Fifth: we only make difficulties for ourselves if we rely on pilgrim’s notes and unauthenticated texts, however numerous or often-cited they may be. In this case, there is no authentic text that refers to either the unity of nations or the Lesser Peace coming in the twentieth century: the Bahais and the Universal House of Justice have been misled by a single statement attributed to Abdu’l-Baha in a newspaper report. In ‘Who is Writing the Future’ (1999) the Bahai International Community writes that “Bahá’ís view the twentieth century – – with all its disasters – as “the century of light.” Their sources for this are talks reported in Promulgation of Universal Peace pages 74 and 123, the first of which does not mention the twentieth century, and neither of which is backed by a Persian text. Such reports are ‘pilgrim’s notes,’ the Guardian having ruled that “Nothing can be considered scripture for which we do not have an original text.” (see also Shoghi Effendi, Messages to the Indian Subcontinent, p. 287). In ‘The World Order of Baha’u’llah’ he writes “I have insistently urged the believers of the West … to quote and consider as authentic only such translations as are based upon the authenticated text of His recorded utterances in the original tongue.”

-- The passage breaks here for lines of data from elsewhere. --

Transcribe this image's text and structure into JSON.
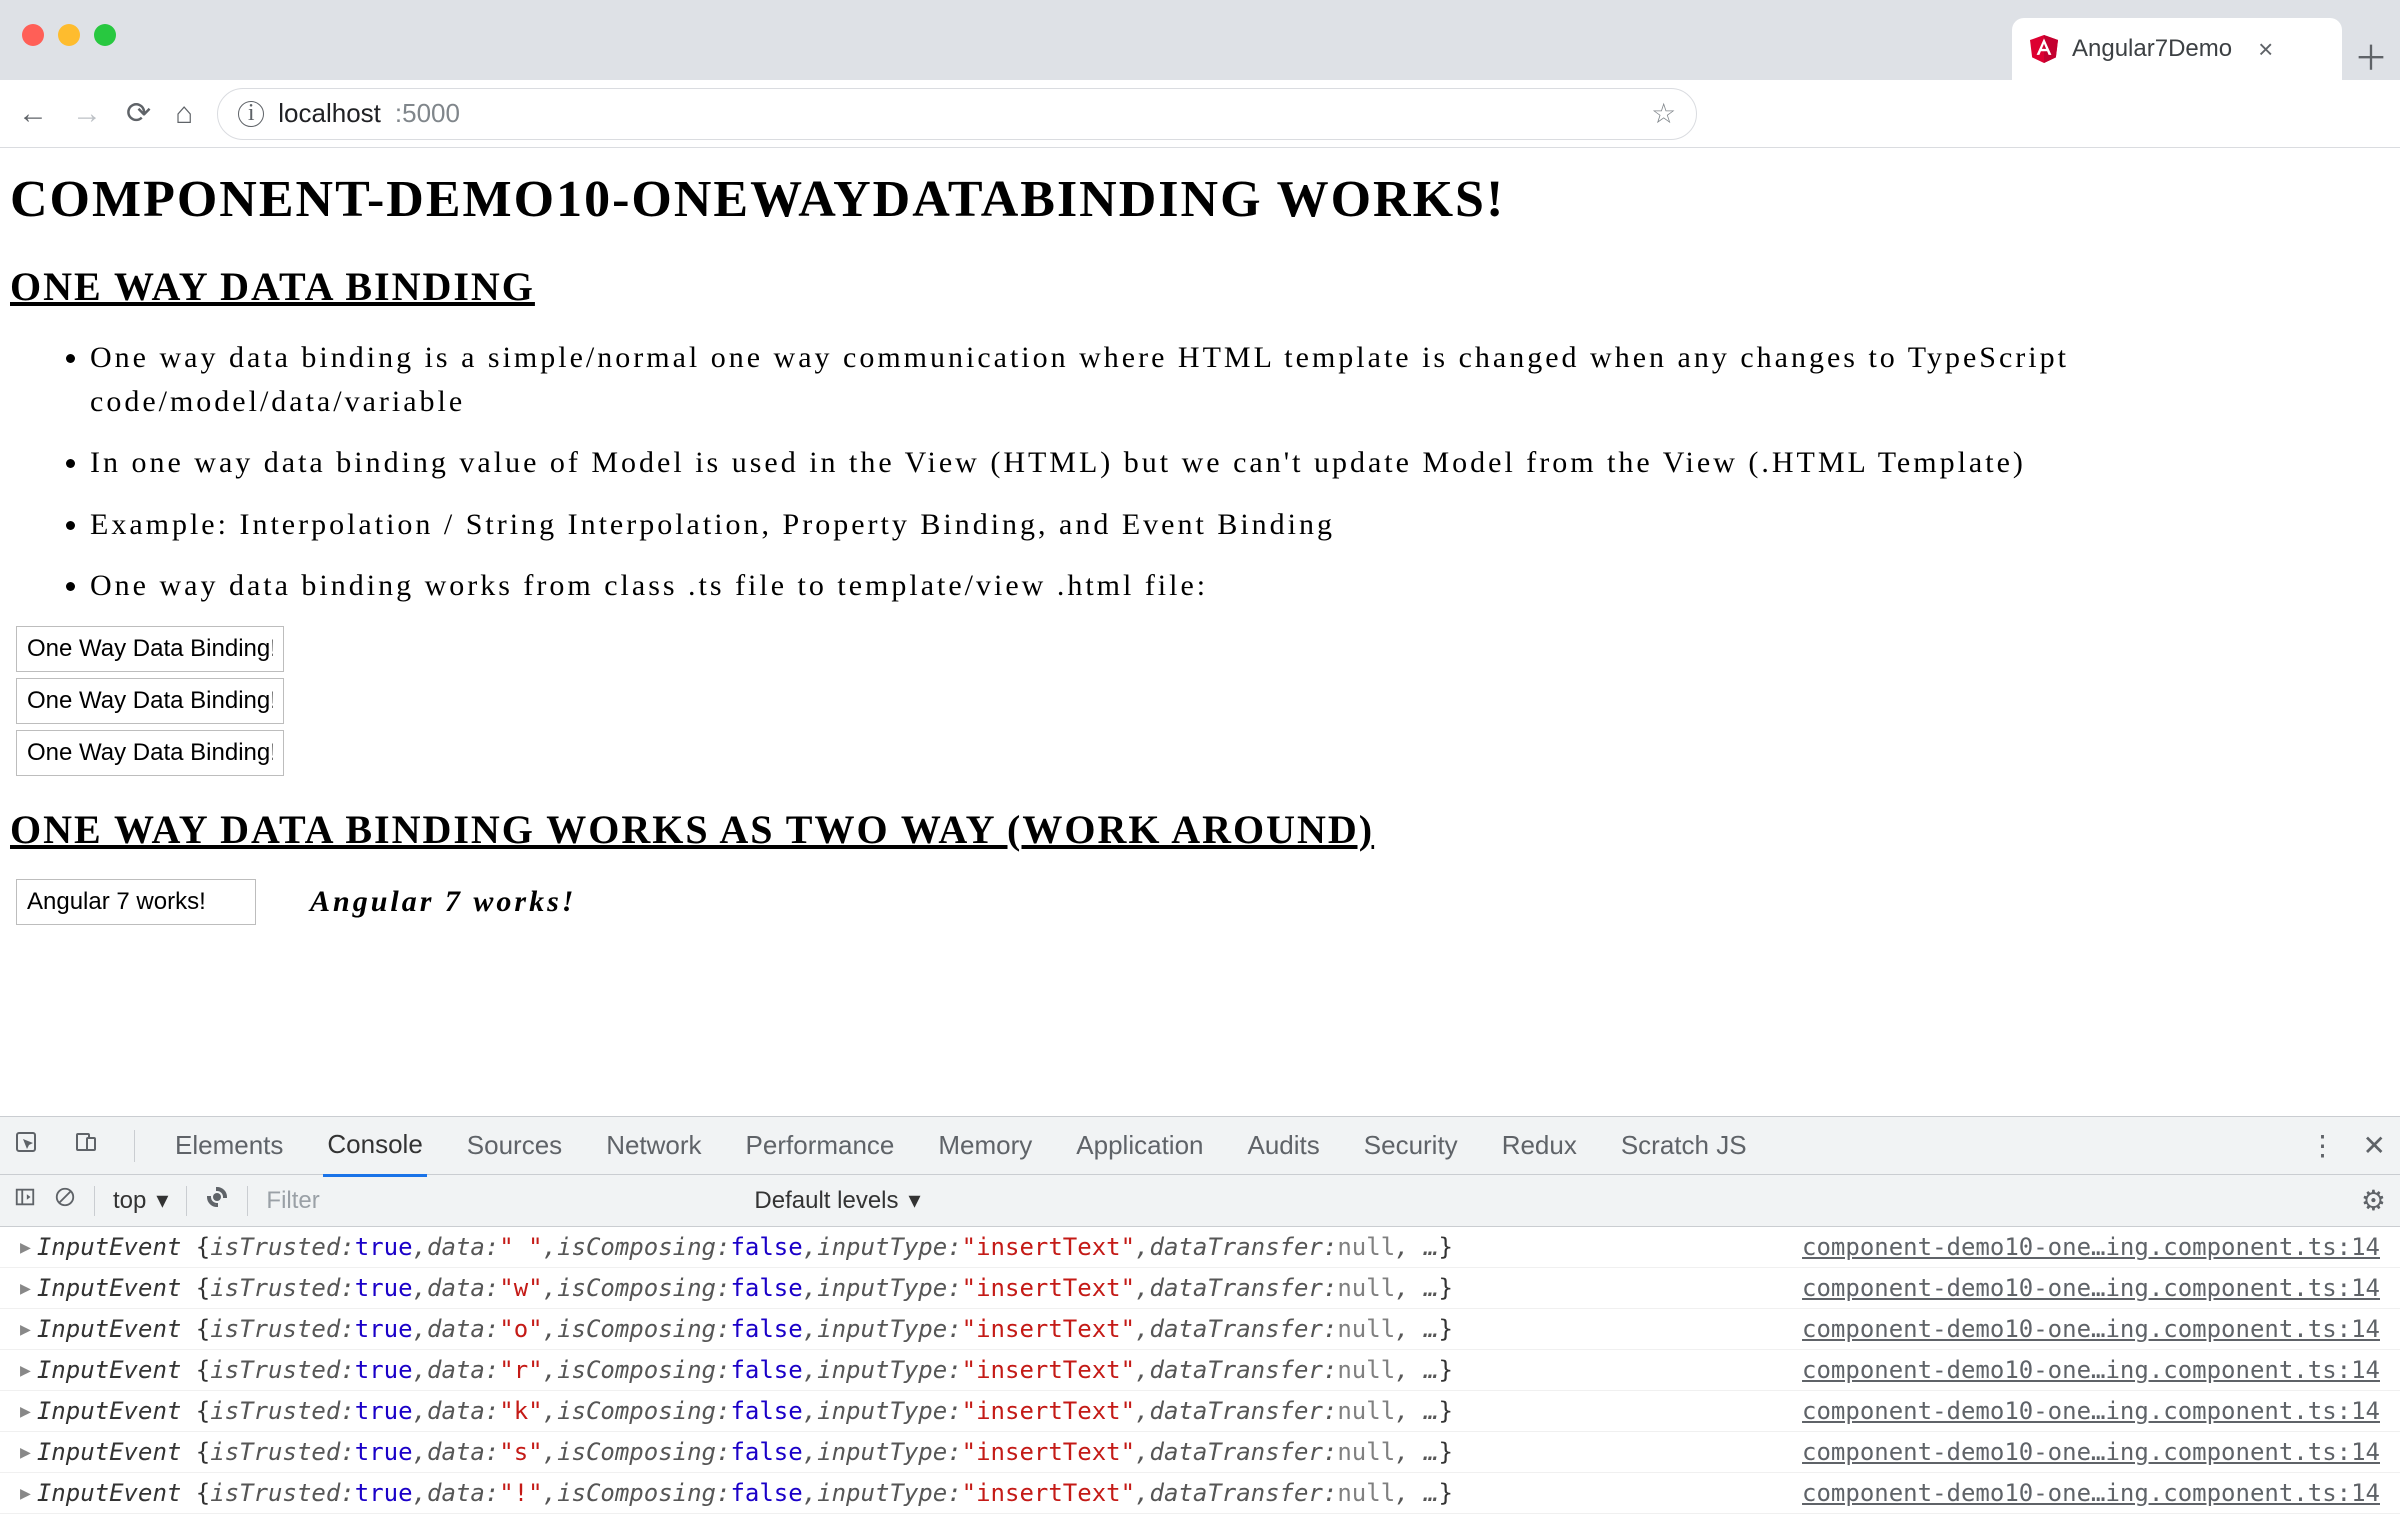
{
  "browser": {
    "tab_title": "Angular7Demo",
    "url_host": "localhost",
    "url_port": ":5000"
  },
  "page": {
    "h1": "COMPONENT-DEMO10-ONEWAYDATABINDING WORKS!",
    "h2a": "ONE WAY DATA BINDING",
    "bullets": [
      "One way data binding is a simple/normal one way communication where HTML template is changed when any changes to TypeScript code/model/data/variable",
      "In one way data binding value of Model is used in the View (HTML) but we can't update Model from the View (.HTML Template)",
      "Example: Interpolation / String Interpolation, Property Binding, and Event Binding",
      "One way data binding works from class .ts file to template/view .html file:"
    ],
    "input_value": "One Way Data Binding!",
    "h2b": "ONE WAY DATA BINDING WORKS AS TWO WAY (WORK AROUND)",
    "twoway_value": "Angular 7 works!",
    "twoway_output": "Angular 7 works!"
  },
  "devtools": {
    "tabs": [
      "Elements",
      "Console",
      "Sources",
      "Network",
      "Performance",
      "Memory",
      "Application",
      "Audits",
      "Security",
      "Redux",
      "Scratch JS"
    ],
    "active_tab": "Console",
    "context": "top",
    "filter_placeholder": "Filter",
    "levels": "Default levels",
    "source_link": "component-demo10-one…ing.component.ts:14",
    "log_prefix": "InputEvent",
    "logs": [
      {
        "data": "\" \""
      },
      {
        "data": "\"w\""
      },
      {
        "data": "\"o\""
      },
      {
        "data": "\"r\""
      },
      {
        "data": "\"k\""
      },
      {
        "data": "\"s\""
      },
      {
        "data": "\"!\""
      }
    ],
    "log_template": {
      "isTrusted": "true",
      "isComposing": "false",
      "inputType": "\"insertText\"",
      "dataTransfer": "null"
    }
  }
}
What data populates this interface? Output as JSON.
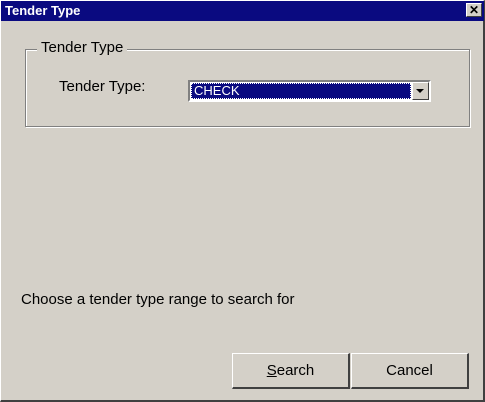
{
  "window": {
    "title": "Tender Type",
    "close_glyph": "✕"
  },
  "group": {
    "legend": "Tender Type",
    "field_label": "Tender Type:",
    "selected_value": "CHECK",
    "arrow_icon": "chevron-down-icon"
  },
  "hint": "Choose a tender type range to search for",
  "buttons": {
    "search_mnemonic": "S",
    "search_rest": "earch",
    "cancel_label": "Cancel"
  },
  "colors": {
    "title_bar": "#0a0a80",
    "dialog_face": "#d4d0c8",
    "selection": "#0a0a80"
  }
}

This standard has not been followed, not by the Universal House of Justice, and not by leading Bahai institutions and their members, and is not even being taught to new believers. Yet it should be taught, from Ruhi book 0 or from the first element of whatever deepening process is being used, if the induction of new Bahais is to produce self-actuated and independent members of the Bahai community, able to find the authentic Bahai writings, read them, interpret them for themselves, and apply them in their lives.
I’ve discussed the issue of textual corruption, and given a specific example of the two layers of corruption found in The Promulgation of Universal Peace, in ‘Theocratic ideas and assumptions.’ There’s another example of the unreliability of these reports of Abdu’l-Baha’s words in my ‘Text Criticism of Paris Talks.’ These examples could be multiplied: what was true in Shoghi Effendi’s time is still true: “Much of the confusion that has obscured the understanding of the believers [is due to relying on unauthentic texts]” (World Order of Baha’u’llah page 5)
If we follow the Guardian’s instructions and “quote and consider as authentic only such translations as are based upon the authenticated text of His recorded utterances in the original tongue” then there are no references in the Bahai writings to specific events or qualities associated with the twentieth century. There are however many references in the Bahai writings to things that will happen in ‘this century.’ I will get back to those in another posting, on the Century of Light.
Postscript 1: The Bahai Distribution Service of Canada is now carrying a book by Don Dainty claiming that the end of the tribulations will come in 2011. I guess some people just cannot live without a prophecy that is about to be fulfilled.
[amended 24 October 2009, removed a quote attributed to the House of Justice, thanks to Grant Martin for pointing this out.]
[amended 13 April 2009: added Postscript 1]
[amended 2 March 2009: updated reference to Adib Taherzadeh]